Abstract: Numerous human diseases are caused by protein folding defects where the protein may become more susceptible to degradation or aggregation. Aberrant protein folding can affect the kinetic stability of the proteins even if these proteins appear to be soluble in vivo. Experimental discrimination between functional properly folded and misfolded nonfunctional conformers is not always straightforward at near physiological conditions. The differences in the kinetic behavior of two initially folded frataxin clinical variants were examined using a high affinity chaperonin kinetic trap approach at 25 °C. The kinetically stable wild type frataxin (FXN) shows no visible partitioning onto the chaperonin. In contrast, the clinical variants FXN-p.Asp122Tyr and FXN-p.Ile154Phe kinetically populate partial folded forms that tightly bind the GroEL chaperonin platform. The initially soluble FXN-p.Ile154Phe variant partitions onto GroEL more rapidly and is more kinetically liable. These differences in kinetic stability were confirmed using differential scanning fluorimetry. The kinetic and aggregation stability differences of these variants may lead to the distinct functional impairments described in Friedreich’s ataxia, the neurodegenerative disease associated to frataxin functional deficiency. This chaperonin platform approach may be useful for identifying small molecule stabilizers since stabilizing ligands to frataxin variants should lead to a concomitant decrease in chaperonin binding.

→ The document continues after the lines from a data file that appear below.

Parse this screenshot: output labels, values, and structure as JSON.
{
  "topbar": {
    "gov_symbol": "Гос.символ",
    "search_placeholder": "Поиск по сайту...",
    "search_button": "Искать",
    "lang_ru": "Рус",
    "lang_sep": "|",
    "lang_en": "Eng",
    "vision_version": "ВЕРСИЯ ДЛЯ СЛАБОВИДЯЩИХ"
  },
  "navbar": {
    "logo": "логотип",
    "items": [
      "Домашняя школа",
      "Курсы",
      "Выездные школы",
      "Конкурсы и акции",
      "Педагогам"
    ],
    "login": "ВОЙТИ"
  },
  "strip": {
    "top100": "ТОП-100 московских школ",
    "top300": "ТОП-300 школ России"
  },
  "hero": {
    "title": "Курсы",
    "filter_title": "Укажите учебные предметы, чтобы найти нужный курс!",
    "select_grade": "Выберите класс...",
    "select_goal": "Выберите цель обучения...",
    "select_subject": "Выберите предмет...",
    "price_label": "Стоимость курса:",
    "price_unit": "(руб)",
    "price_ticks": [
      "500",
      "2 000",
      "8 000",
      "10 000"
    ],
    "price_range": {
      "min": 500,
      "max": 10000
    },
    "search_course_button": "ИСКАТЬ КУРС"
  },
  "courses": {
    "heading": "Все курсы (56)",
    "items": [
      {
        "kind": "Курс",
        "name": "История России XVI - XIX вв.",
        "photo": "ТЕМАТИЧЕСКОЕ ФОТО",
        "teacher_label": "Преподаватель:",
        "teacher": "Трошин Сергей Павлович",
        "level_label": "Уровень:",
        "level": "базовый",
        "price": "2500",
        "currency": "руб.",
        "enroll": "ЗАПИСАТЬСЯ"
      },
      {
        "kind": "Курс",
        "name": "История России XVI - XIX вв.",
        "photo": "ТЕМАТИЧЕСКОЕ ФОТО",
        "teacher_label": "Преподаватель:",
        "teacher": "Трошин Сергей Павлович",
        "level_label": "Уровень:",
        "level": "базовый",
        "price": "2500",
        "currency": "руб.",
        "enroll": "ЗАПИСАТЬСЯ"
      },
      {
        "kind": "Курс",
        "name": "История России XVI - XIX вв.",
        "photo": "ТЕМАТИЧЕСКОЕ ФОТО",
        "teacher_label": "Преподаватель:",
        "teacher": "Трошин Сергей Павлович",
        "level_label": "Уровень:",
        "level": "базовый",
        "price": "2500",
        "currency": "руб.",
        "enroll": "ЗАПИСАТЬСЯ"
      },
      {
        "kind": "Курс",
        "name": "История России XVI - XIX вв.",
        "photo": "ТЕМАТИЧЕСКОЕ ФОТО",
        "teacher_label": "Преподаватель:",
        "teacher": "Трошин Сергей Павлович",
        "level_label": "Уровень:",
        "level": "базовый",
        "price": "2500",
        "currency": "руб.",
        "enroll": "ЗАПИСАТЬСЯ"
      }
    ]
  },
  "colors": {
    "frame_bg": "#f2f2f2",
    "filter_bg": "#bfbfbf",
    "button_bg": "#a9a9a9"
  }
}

Biomolecules2014, 4(4), 940-955; doi:10.3390/biom4040940 - published 20 October 2014 Show/Hide Abstract
Abstract: Proteasomes are conserved protease complexes enriched in the nuclei of dividing yeast cells, a major site for protein degradation. If yeast cells do not proliferate and transit to quiescence, metabolic changes result in the dissociation of proteasomes into proteolytic core and regulatory complexes and their sequestration into motile cytosolic proteasome storage granuli. These granuli rapidly clear with the resumption of growth, releasing the stored proteasomes, which relocalize back to the nucleus to promote cell cycle progression. Here, I report on three models of how proteasomes are transported from the cytoplasm into the nucleus of yeast cells. The first model applies for dividing yeast and is based on the canonical pathway using classical nuclear localization sequences of proteasomal subcomplexes and the classical import receptor importin/karyopherin αβ. The second model applies for quiescent yeast cells, which resume growth and use Blm10, a HEAT-like repeat protein structurally related to karyopherin β, for nuclear import of proteasome core particles. In the third model, the fully-assembled proteasome is imported into the nucleus. Our still marginal knowledge about proteasome dynamics will inspire the discussion on how protein degradation by proteasomes may be regulated in different cellular compartments of dividing and quiescent eukaryotic cells.
Biomolecules2014, 4(4), 931-939; doi:10.3390/biom4040931 - published 14 October 2014 Show/Hide Abstract
Abstract: The 26S proteasome is a cellular proteolytic complex containing 19S regulatory particles and the 20S core proteasome. It was reported that the small molecule b-AP15 targets the proteasome by inhibiting deubiquitination of the 19S regulatory particles of the proteasome complex. An investigation of b-AP15 on the 20S proteasome core suggested that this compound can also inhibit the 20S proteasome with a potency equivalent to that found to inhibit the 19S regulatory particles.